Someone I know once asked an English teacher how he knew the author intended the symbolism the teacher was accusing him of.  The teacher replied, “It doesn’t matter.”  As an author this makes me want to poke him in the eye just a little bit.  But in the end he’s right; stories mean something to a reader independent of the writer’s intentions.  Each reader brings their own experiences to a book and a writer can’t predict them.  So how can an author prevent his readers from pulling a Benedick and seeing double meanings where none are intended? 

It’s a very secret and advanced technique called (wait for it): educated guessing.  And good beta readers.  As an author I try to learn about other points of view, so that I can write stronger more realistic characters and then I rely on my writers group to read through a piece and throw up flags around text that might unintentionally carry a subtext that’s either offensive or poorly thought out.  It’s hard to think that something I’ve written could be construed as offensive, because after all, I am I and I’m awesome and I have only the best of intentions.  But we all have prejudices or periodically spout unexamined notions that have been fed to us by society. 

An easy example is “pink is only for girls”.  This statement is both observationally false (been to the mall lately?), and historically inaccurate (pink used to be a boys color). Color is a product of light bouncing off a surface or being absorbed (we see the portion of the spectrum bounced back); any deeper meaning has been assigned to a color by humanity. So unless my character is a sexist and I need him or her to say total nonsense about gender roles, I probably shouldn’t write that and a good beta reader should flag it as a problem.  With any luck I can keep the unintentional double meanings to a minimum.  I don’t want to be a Benedick.
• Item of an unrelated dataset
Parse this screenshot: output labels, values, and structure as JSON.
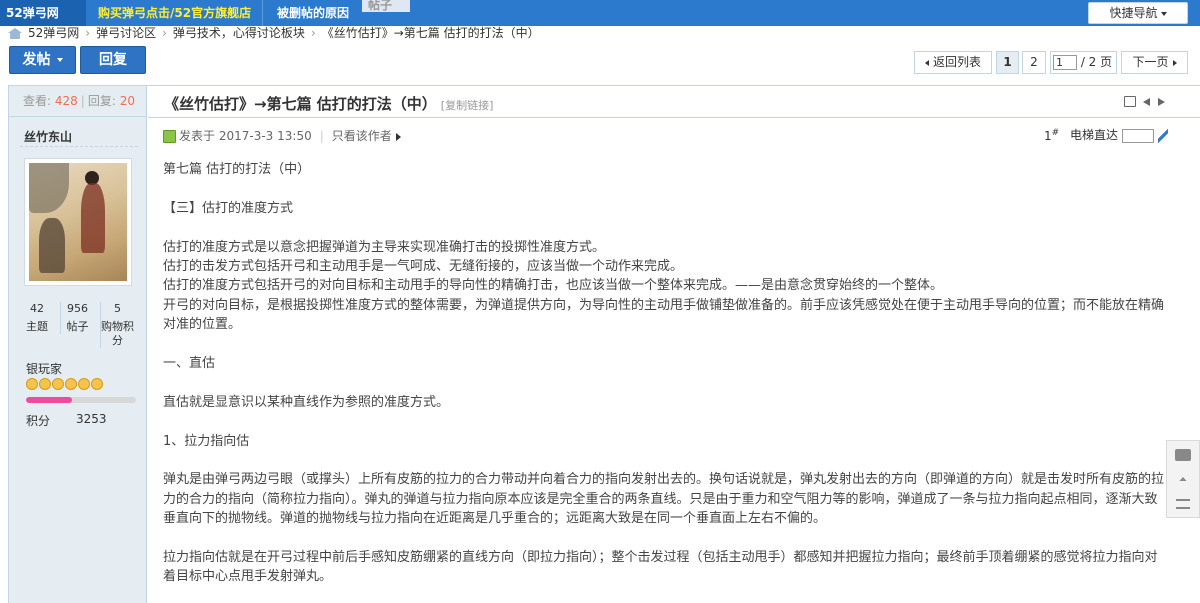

Bethany Maines is the author of the Carrie Mae Mysteries, Tales from the City of Destiny and An Unseen Current.  You can also view the Carrie Mae youtube video or catch up with her on Twitter and Facebook.